▸ WHAT YOU SHOULD DO
Only the lines holding "name" are wanted. Copy every one from the records below.

▸ THE DATA
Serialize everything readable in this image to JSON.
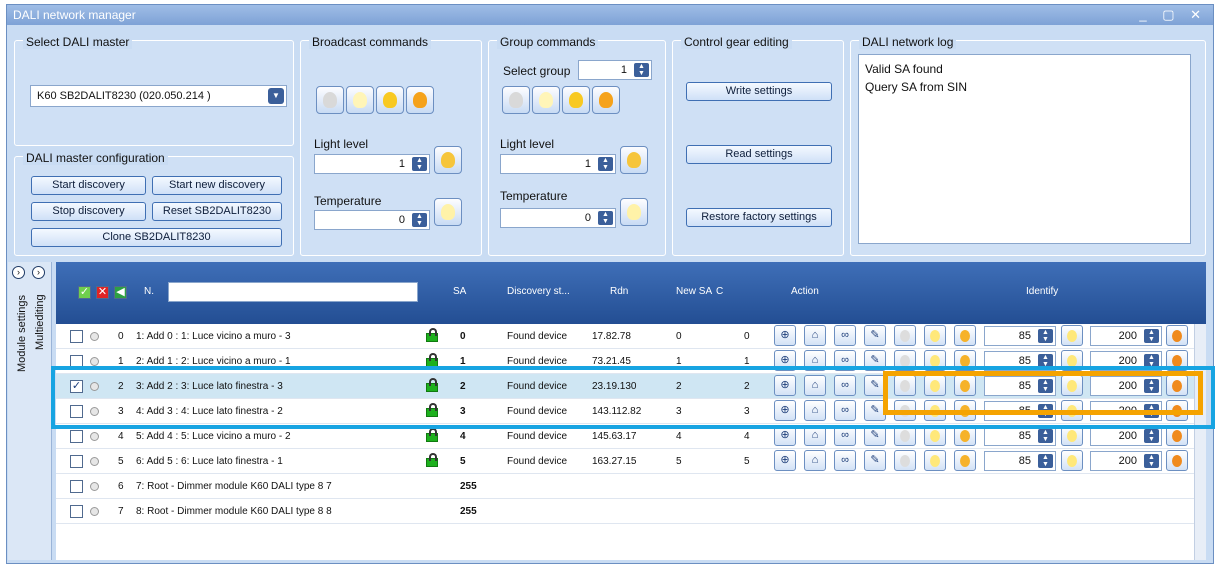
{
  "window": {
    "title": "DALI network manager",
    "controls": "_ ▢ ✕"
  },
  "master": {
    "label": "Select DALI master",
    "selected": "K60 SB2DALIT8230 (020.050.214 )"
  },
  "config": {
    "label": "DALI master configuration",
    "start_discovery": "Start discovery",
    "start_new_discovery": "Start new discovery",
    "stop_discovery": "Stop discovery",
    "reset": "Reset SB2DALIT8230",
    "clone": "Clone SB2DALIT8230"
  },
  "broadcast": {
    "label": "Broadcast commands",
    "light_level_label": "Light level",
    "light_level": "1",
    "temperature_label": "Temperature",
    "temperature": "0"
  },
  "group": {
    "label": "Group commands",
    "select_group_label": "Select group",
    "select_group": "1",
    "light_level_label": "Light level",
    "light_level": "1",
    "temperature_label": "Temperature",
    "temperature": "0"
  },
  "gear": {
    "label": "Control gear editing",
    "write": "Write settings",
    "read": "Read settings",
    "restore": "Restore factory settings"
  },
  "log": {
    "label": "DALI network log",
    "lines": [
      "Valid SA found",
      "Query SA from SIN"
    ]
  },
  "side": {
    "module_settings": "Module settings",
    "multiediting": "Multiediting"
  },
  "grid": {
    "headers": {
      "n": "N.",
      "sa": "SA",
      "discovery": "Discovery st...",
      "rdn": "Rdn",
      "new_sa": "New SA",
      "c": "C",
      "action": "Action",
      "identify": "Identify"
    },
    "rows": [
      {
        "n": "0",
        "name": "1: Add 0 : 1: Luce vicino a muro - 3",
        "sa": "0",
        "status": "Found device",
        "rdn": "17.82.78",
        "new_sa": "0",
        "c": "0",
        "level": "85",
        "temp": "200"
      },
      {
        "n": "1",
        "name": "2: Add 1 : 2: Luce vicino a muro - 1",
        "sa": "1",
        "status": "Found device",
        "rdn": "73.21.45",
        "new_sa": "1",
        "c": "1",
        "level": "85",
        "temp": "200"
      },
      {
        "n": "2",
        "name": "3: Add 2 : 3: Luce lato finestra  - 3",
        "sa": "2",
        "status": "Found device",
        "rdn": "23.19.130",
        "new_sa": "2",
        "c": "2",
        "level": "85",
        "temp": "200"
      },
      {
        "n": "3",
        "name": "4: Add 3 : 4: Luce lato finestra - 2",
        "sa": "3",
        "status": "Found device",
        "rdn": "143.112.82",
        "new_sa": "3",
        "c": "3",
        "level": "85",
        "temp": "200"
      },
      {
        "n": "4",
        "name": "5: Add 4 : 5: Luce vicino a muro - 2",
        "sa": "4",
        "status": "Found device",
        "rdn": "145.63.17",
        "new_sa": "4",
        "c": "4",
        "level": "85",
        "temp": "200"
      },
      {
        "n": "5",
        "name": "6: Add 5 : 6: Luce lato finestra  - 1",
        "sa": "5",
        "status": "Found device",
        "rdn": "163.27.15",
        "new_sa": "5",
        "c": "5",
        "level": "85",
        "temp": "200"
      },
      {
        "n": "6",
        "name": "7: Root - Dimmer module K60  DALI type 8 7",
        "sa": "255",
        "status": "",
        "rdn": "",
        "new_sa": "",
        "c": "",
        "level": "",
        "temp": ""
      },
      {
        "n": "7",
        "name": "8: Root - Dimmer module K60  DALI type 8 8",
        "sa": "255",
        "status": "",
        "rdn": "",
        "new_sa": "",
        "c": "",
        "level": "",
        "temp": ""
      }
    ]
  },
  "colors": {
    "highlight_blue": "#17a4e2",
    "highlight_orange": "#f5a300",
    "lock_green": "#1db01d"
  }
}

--

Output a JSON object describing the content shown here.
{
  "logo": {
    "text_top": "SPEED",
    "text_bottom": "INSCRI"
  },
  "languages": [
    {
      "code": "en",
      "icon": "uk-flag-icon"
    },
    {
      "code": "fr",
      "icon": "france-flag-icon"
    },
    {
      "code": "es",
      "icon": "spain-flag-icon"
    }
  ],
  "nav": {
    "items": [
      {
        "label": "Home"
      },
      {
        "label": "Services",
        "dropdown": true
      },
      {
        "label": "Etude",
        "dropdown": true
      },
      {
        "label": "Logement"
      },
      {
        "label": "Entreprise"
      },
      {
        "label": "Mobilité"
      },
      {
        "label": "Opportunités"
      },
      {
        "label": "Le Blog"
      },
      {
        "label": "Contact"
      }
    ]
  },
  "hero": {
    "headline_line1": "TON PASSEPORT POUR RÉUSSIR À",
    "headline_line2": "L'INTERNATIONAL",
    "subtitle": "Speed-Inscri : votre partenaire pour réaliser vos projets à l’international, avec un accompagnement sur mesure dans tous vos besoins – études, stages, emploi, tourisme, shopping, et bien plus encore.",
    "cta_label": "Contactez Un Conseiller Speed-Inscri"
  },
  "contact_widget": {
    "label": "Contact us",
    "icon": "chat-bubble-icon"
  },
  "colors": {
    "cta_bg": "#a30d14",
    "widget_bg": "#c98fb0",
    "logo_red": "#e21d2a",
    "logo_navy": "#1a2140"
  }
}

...

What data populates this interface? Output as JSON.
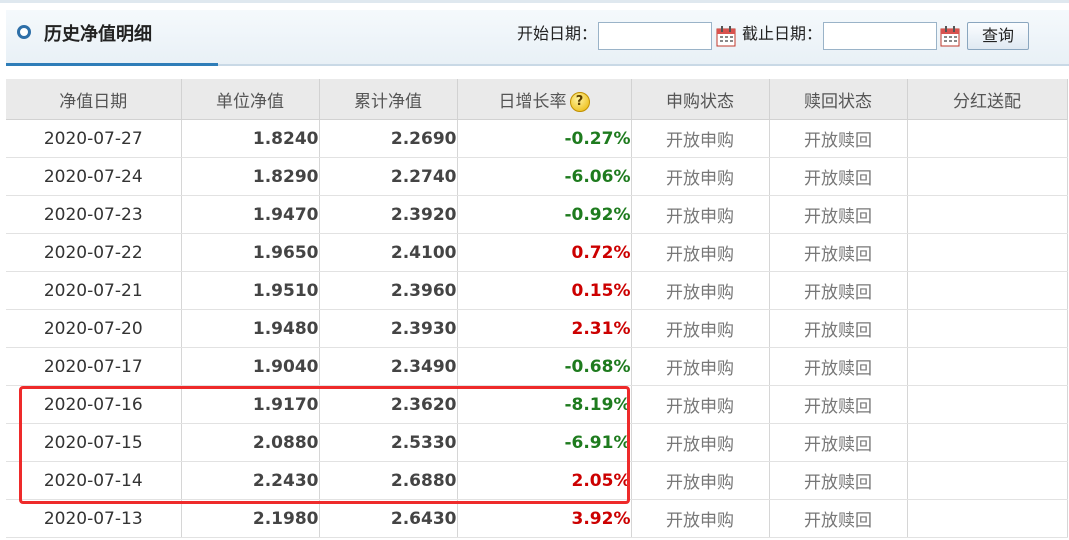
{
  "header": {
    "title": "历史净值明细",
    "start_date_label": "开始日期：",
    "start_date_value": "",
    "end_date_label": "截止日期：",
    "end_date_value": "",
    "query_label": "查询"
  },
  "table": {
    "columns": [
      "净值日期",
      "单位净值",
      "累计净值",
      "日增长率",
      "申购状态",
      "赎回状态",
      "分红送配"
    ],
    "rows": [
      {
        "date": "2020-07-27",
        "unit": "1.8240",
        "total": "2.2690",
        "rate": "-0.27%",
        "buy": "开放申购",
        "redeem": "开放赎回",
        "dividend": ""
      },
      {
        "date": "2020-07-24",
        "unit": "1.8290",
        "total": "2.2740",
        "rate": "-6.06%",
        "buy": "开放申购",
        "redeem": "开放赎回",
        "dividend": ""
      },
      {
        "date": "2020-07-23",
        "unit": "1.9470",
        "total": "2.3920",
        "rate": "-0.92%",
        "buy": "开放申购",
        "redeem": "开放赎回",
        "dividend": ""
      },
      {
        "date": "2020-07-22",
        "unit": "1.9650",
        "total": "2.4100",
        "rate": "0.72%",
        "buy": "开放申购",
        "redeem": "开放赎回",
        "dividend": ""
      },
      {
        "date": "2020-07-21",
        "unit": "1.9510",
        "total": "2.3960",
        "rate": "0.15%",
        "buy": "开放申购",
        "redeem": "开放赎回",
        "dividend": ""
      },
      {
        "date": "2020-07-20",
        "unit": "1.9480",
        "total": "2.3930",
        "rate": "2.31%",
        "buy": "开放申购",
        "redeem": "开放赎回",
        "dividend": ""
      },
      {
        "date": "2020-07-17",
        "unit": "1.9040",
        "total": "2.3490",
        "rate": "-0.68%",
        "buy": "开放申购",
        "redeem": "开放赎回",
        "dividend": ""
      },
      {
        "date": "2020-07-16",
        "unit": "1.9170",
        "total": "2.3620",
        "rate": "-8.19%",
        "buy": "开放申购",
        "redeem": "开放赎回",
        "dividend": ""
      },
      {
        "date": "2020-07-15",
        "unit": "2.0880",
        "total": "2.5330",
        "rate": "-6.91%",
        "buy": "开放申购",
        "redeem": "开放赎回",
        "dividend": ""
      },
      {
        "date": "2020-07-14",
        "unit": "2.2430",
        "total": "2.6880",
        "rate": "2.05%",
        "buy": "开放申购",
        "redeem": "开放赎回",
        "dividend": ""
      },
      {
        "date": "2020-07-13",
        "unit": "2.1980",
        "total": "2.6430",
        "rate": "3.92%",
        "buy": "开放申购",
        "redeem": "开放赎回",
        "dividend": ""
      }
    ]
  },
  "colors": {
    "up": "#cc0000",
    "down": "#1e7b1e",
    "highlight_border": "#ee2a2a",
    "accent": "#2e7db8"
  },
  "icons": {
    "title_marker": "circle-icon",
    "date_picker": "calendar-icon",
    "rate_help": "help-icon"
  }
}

▸ ANSWER FOR THIS EXERCISE
        "name": "1: Add 0 : 1: Luce vicino a muro - 3",
        "name": "2: Add 1 : 2: Luce vicino a muro - 1",
        "name": "3: Add 2 : 3: Luce lato finestra  - 3",
        "name": "4: Add 3 : 4: Luce lato finestra - 2",
        "name": "5: Add 4 : 5: Luce vicino a muro - 2",
        "name": "6: Add 5 : 6: Luce lato finestra  - 1",
        "name": "7: Root - Dimmer module K60  DALI type 8 7",
        "name": "8: Root - Dimmer module K60  DALI type 8 8",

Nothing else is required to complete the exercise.